Under the rule for La Guardia, existing airlines would keep 988 of the slots they currently operate. The remaining 113 slots would be made available over the next five years by auction to airlines interested in starting new service or expanding current operations at the airport.
In addition, under the rule for JFK and Newark, existing airlines would keep 1,035 of the slots they currently operate at JFK Airport and 1,154 of the 1,245 slots they currently operate at Newark Airport. The remaining 89 slots at JFK and 91 slots at Newark would be made available over a five-year period for airlines wishing to expand their current operations or start new services at either of the airports.
The Secretary said that as a result of the auctions, all airlines would have an opportunity to enter or expand current operations in the New York market. She noted that additional competition like the kind the auctions would bring is proven to lower fares and improve service. She noted, for example, that fares declined by 25 percent at Philadelphia International Airport after a new airline entered that market in 2004. She added that when a new airline began serving JFK airport in 2000, fares fell to some destinations by as much as 50 percent.

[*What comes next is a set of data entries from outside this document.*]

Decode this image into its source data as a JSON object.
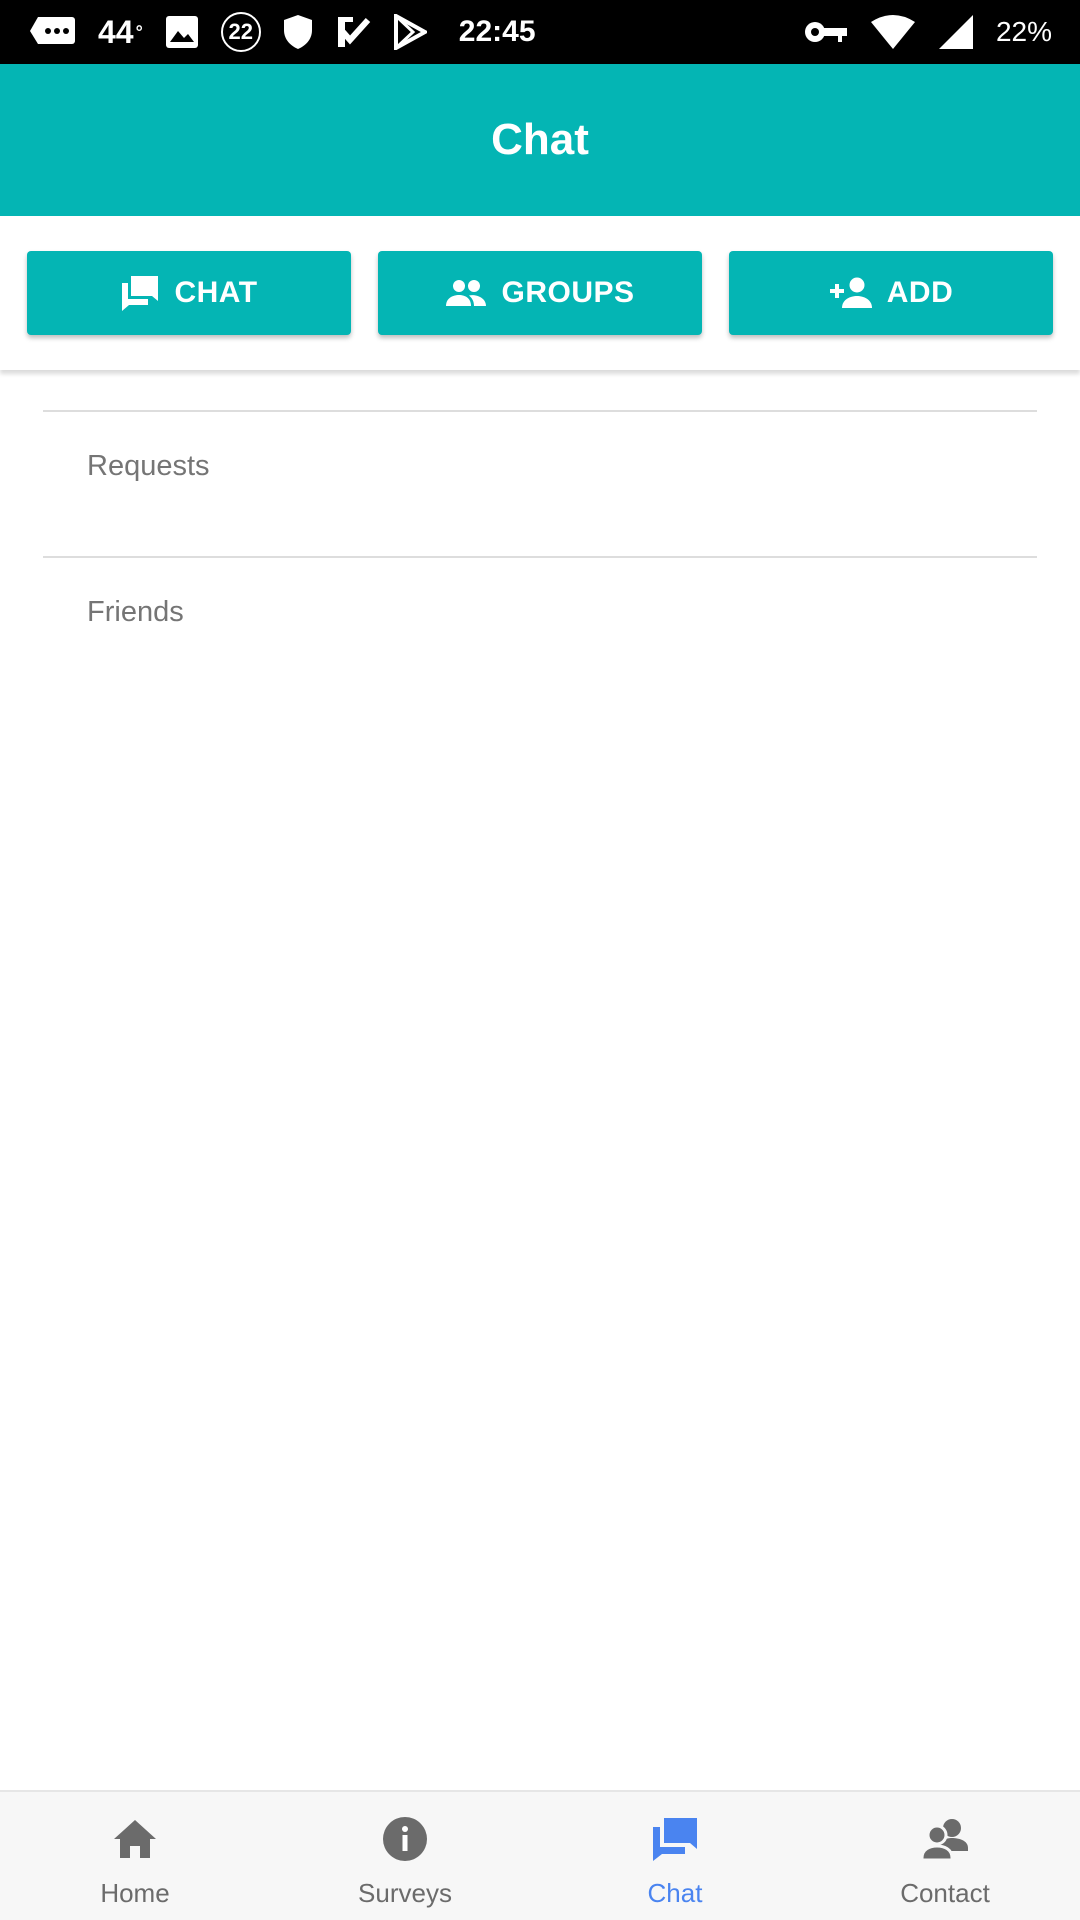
{
  "status_bar": {
    "temperature": "44",
    "temperature_unit": "°",
    "badge_number": "22",
    "time": "22:45",
    "battery": "22%"
  },
  "app_bar": {
    "title": "Chat"
  },
  "actions": [
    {
      "label": "CHAT",
      "icon": "chat-icon"
    },
    {
      "label": "GROUPS",
      "icon": "groups-icon"
    },
    {
      "label": "ADD",
      "icon": "add-person-icon"
    }
  ],
  "sections": [
    {
      "label": "Requests"
    },
    {
      "label": "Friends"
    }
  ],
  "bottom_nav": {
    "active": "Chat",
    "items": [
      {
        "label": "Home",
        "icon": "home-icon"
      },
      {
        "label": "Surveys",
        "icon": "info-icon"
      },
      {
        "label": "Chat",
        "icon": "chat-bubble-icon"
      },
      {
        "label": "Contact",
        "icon": "contact-icon"
      }
    ]
  },
  "colors": {
    "primary": "#04b5b4",
    "active_nav": "#4a84f0",
    "inactive_nav": "#6b6b6b",
    "section_text": "#757575"
  }
}
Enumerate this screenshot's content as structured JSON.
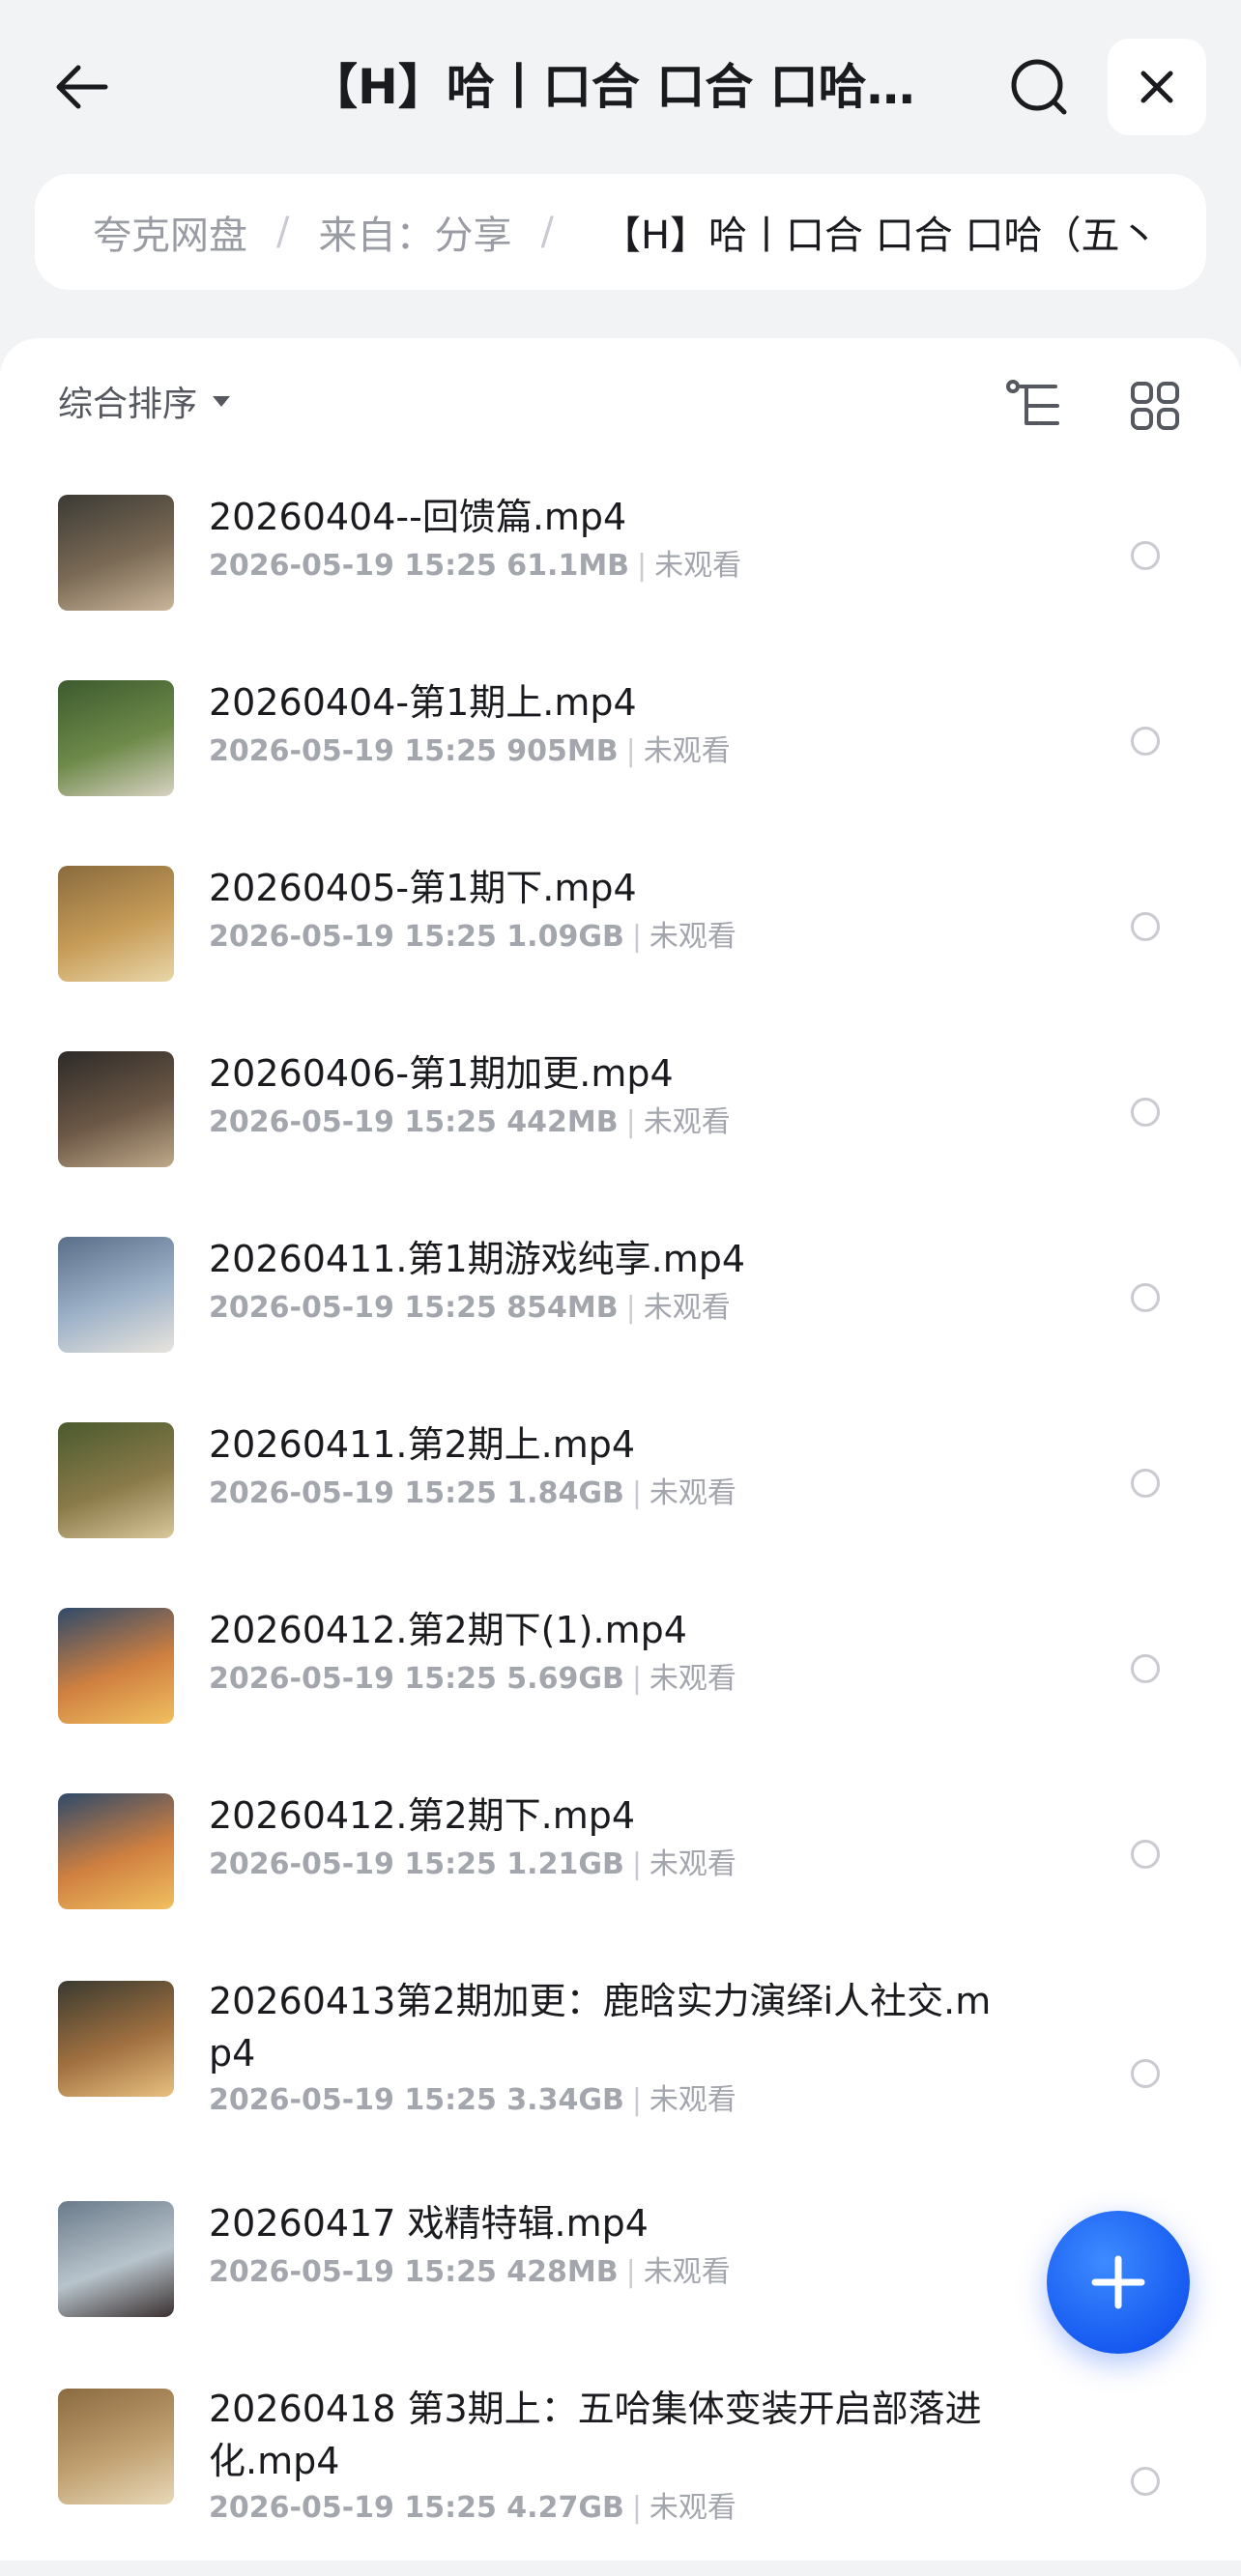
{
  "header": {
    "title": "【H】哈丨口合 口合 口哈（...",
    "back_icon": "arrow-left-icon",
    "search_icon": "search-icon",
    "close_icon": "close-icon"
  },
  "breadcrumb": {
    "items": [
      "夸克网盘",
      "来自：分享"
    ],
    "separator": "/",
    "current": "【H】哈丨口合 口合 口哈（五丶"
  },
  "toolbar": {
    "sort_label": "综合排序",
    "tree_icon": "folder-tree-icon",
    "grid_icon": "grid-view-icon"
  },
  "files": [
    {
      "name": "20260404--回馈篇.mp4",
      "date": "2026-05-19 15:25",
      "size": "61.1MB",
      "status": "未观看"
    },
    {
      "name": "20260404-第1期上.mp4",
      "date": "2026-05-19 15:25",
      "size": "905MB",
      "status": "未观看"
    },
    {
      "name": "20260405-第1期下.mp4",
      "date": "2026-05-19 15:25",
      "size": "1.09GB",
      "status": "未观看"
    },
    {
      "name": "20260406-第1期加更.mp4",
      "date": "2026-05-19 15:25",
      "size": "442MB",
      "status": "未观看"
    },
    {
      "name": "20260411.第1期游戏纯享.mp4",
      "date": "2026-05-19 15:25",
      "size": "854MB",
      "status": "未观看"
    },
    {
      "name": "20260411.第2期上.mp4",
      "date": "2026-05-19 15:25",
      "size": "1.84GB",
      "status": "未观看"
    },
    {
      "name": "20260412.第2期下(1).mp4",
      "date": "2026-05-19 15:25",
      "size": "5.69GB",
      "status": "未观看"
    },
    {
      "name": "20260412.第2期下.mp4",
      "date": "2026-05-19 15:25",
      "size": "1.21GB",
      "status": "未观看"
    },
    {
      "name": "20260413第2期加更：鹿晗实力演绎i人社交.mp4",
      "date": "2026-05-19 15:25",
      "size": "3.34GB",
      "status": "未观看"
    },
    {
      "name": "20260417 戏精特辑.mp4",
      "date": "2026-05-19 15:25",
      "size": "428MB",
      "status": "未观看"
    },
    {
      "name": "20260418 第3期上：五哈集体变装开启部落进化.mp4",
      "date": "2026-05-19 15:25",
      "size": "4.27GB",
      "status": "未观看"
    }
  ],
  "fab": {
    "icon": "plus-icon"
  },
  "colors": {
    "background": "#f2f3f5",
    "surface": "#ffffff",
    "accent": "#1a62f5",
    "text_primary": "#1a1b1f",
    "text_secondary": "#a3a6ad"
  }
}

“Without slot auctions, a small number of airlines will profit while travelers bear the brunt of higher fares, fewer choices and deteriorating service,” the Secretary said. “Slot auctions, meanwhile, will keep flights to New York affordable, available and vibrant while giving all airlines an opportunity to compete in one of the world’s most popular aviation markets.”
The rules are available for review at:
JFK and Newark Rule: